(Records from a dataset)
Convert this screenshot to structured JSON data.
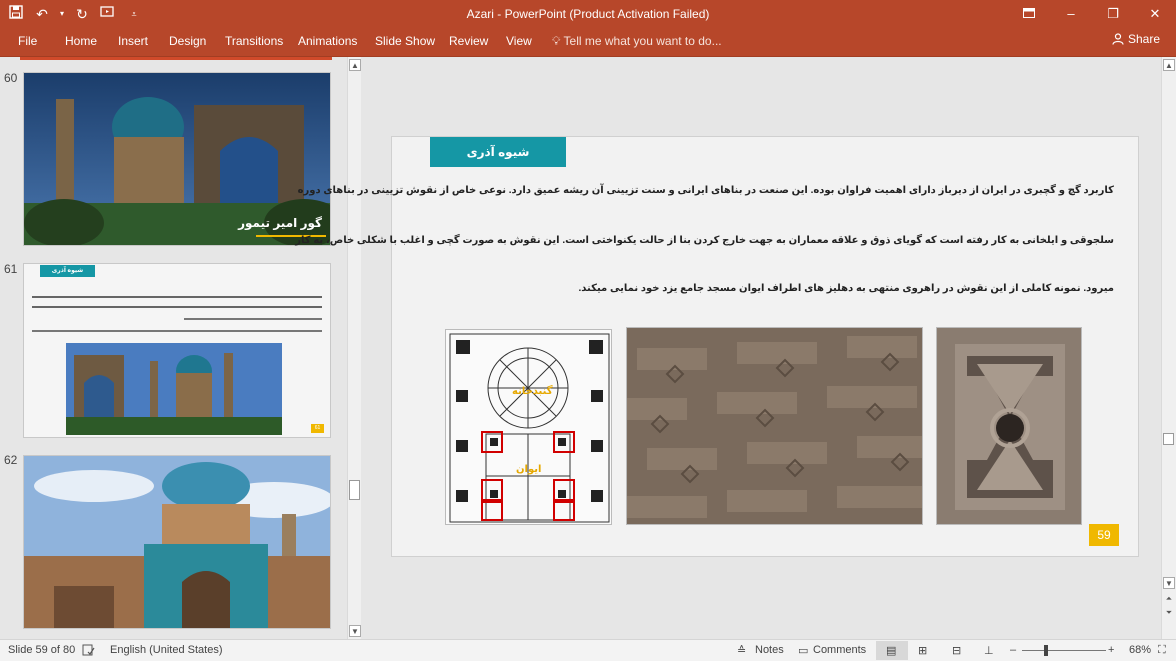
{
  "app": {
    "title": "Azari - PowerPoint (Product Activation Failed)"
  },
  "ribbon": {
    "tabs": [
      "File",
      "Home",
      "Insert",
      "Design",
      "Transitions",
      "Animations",
      "Slide Show",
      "Review",
      "View"
    ],
    "tell_me": "Tell me what you want to do...",
    "share": "Share"
  },
  "thumbnails": [
    {
      "number": "60",
      "caption": "گور امیر تیمور"
    },
    {
      "number": "61",
      "title": "شیوه آذری",
      "badge": "61"
    },
    {
      "number": "62"
    }
  ],
  "slide": {
    "title": "شیوه آذری",
    "lines": [
      "کاربرد گچ و گچبری در ایران از دیرباز دارای اهمیت فراوان بوده. این صنعت در بناهای ایرانی و سنت تزیینی آن ریشه عمیق دارد. نوعی خاص از نقوش تزیینی در بناهای دوره",
      "سلجوقی و ایلخانی به کار رفته است که گویای ذوق و علاقه معماران به جهت خارج کردن بنا از حالت یکنواختی است. این نقوش به صورت گچی و اغلب با شکلی خاص، به کار",
      "میرود. نمونه کاملی از این نقوش در راهروی منتهی به دهلیز های اطراف ایوان مسجد جامع یزد خود نمایی میکند."
    ],
    "plan_labels": {
      "dome": "گنبدخانه",
      "iwan": "ایوان"
    },
    "number": "59"
  },
  "status": {
    "slide_info": "Slide 59 of 80",
    "language": "English (United States)",
    "notes": "Notes",
    "comments": "Comments",
    "zoom": "68%"
  }
}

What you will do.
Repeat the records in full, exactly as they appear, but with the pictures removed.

Finished exercise.
Convert this screenshot to structured JSON data.
{
  "app": {
    "title": "Azari - PowerPoint (Product Activation Failed)"
  },
  "ribbon": {
    "tabs": [
      "File",
      "Home",
      "Insert",
      "Design",
      "Transitions",
      "Animations",
      "Slide Show",
      "Review",
      "View"
    ],
    "tell_me": "Tell me what you want to do...",
    "share": "Share"
  },
  "thumbnails": [
    {
      "number": "60",
      "caption": "گور امیر تیمور"
    },
    {
      "number": "61",
      "title": "شیوه آذری",
      "badge": "61"
    },
    {
      "number": "62"
    }
  ],
  "slide": {
    "title": "شیوه آذری",
    "lines": [
      "کاربرد گچ و گچبری در ایران از دیرباز دارای اهمیت فراوان بوده. این صنعت در بناهای ایرانی و سنت تزیینی آن ریشه عمیق دارد. نوعی خاص از نقوش تزیینی در بناهای دوره",
      "سلجوقی و ایلخانی به کار رفته است که گویای ذوق و علاقه معماران به جهت خارج کردن بنا از حالت یکنواختی است. این نقوش به صورت گچی و اغلب با شکلی خاص، به کار",
      "میرود. نمونه کاملی از این نقوش در راهروی منتهی به دهلیز های اطراف ایوان مسجد جامع یزد خود نمایی میکند."
    ],
    "plan_labels": {
      "dome": "گنبدخانه",
      "iwan": "ایوان"
    },
    "number": "59"
  },
  "status": {
    "slide_info": "Slide 59 of 80",
    "language": "English (United States)",
    "notes": "Notes",
    "comments": "Comments",
    "zoom": "68%"
  }
}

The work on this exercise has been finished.